Exercise description
An identical copy of the records below is the expected result.

____ Provided records

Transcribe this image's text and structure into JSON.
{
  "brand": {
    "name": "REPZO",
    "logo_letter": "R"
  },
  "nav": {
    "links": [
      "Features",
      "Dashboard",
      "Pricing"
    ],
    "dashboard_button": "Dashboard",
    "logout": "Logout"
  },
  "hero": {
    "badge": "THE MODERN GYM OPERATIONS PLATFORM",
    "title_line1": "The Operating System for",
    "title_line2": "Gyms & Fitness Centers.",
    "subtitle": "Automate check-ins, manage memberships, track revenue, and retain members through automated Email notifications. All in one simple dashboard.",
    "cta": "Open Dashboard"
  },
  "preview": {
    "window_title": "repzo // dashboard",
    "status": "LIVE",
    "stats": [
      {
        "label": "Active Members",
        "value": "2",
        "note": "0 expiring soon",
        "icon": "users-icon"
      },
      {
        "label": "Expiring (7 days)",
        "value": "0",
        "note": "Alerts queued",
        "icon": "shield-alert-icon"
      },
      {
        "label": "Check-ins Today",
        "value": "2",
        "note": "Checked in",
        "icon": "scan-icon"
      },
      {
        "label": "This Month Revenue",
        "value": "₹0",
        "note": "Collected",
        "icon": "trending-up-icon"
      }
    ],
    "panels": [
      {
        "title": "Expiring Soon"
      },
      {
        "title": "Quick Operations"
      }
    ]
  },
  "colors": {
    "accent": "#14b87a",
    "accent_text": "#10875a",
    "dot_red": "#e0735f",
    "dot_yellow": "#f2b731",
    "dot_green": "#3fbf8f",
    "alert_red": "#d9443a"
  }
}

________

Exercise output
Transcribe this image's text and structure into JSON.
{
  "brand": {
    "name": "REPZO",
    "logo_letter": "R"
  },
  "nav": {
    "links": [
      "Features",
      "Dashboard",
      "Pricing"
    ],
    "dashboard_button": "Dashboard",
    "logout": "Logout"
  },
  "hero": {
    "badge": "THE MODERN GYM OPERATIONS PLATFORM",
    "title_line1": "The Operating System for",
    "title_line2": "Gyms & Fitness Centers.",
    "subtitle": "Automate check-ins, manage memberships, track revenue, and retain members through automated Email notifications. All in one simple dashboard.",
    "cta": "Open Dashboard"
  },
  "preview": {
    "window_title": "repzo // dashboard",
    "status": "LIVE",
    "stats": [
      {
        "label": "Active Members",
        "value": "2",
        "note": "0 expiring soon",
        "icon": "users-icon"
      },
      {
        "label": "Expiring (7 days)",
        "value": "0",
        "note": "Alerts queued",
        "icon": "shield-alert-icon"
      },
      {
        "label": "Check-ins Today",
        "value": "2",
        "note": "Checked in",
        "icon": "scan-icon"
      },
      {
        "label": "This Month Revenue",
        "value": "₹0",
        "note": "Collected",
        "icon": "trending-up-icon"
      }
    ],
    "panels": [
      {
        "title": "Expiring Soon"
      },
      {
        "title": "Quick Operations"
      }
    ]
  },
  "colors": {
    "accent": "#14b87a",
    "accent_text": "#10875a",
    "dot_red": "#e0735f",
    "dot_yellow": "#f2b731",
    "dot_green": "#3fbf8f",
    "alert_red": "#d9443a"
  }
}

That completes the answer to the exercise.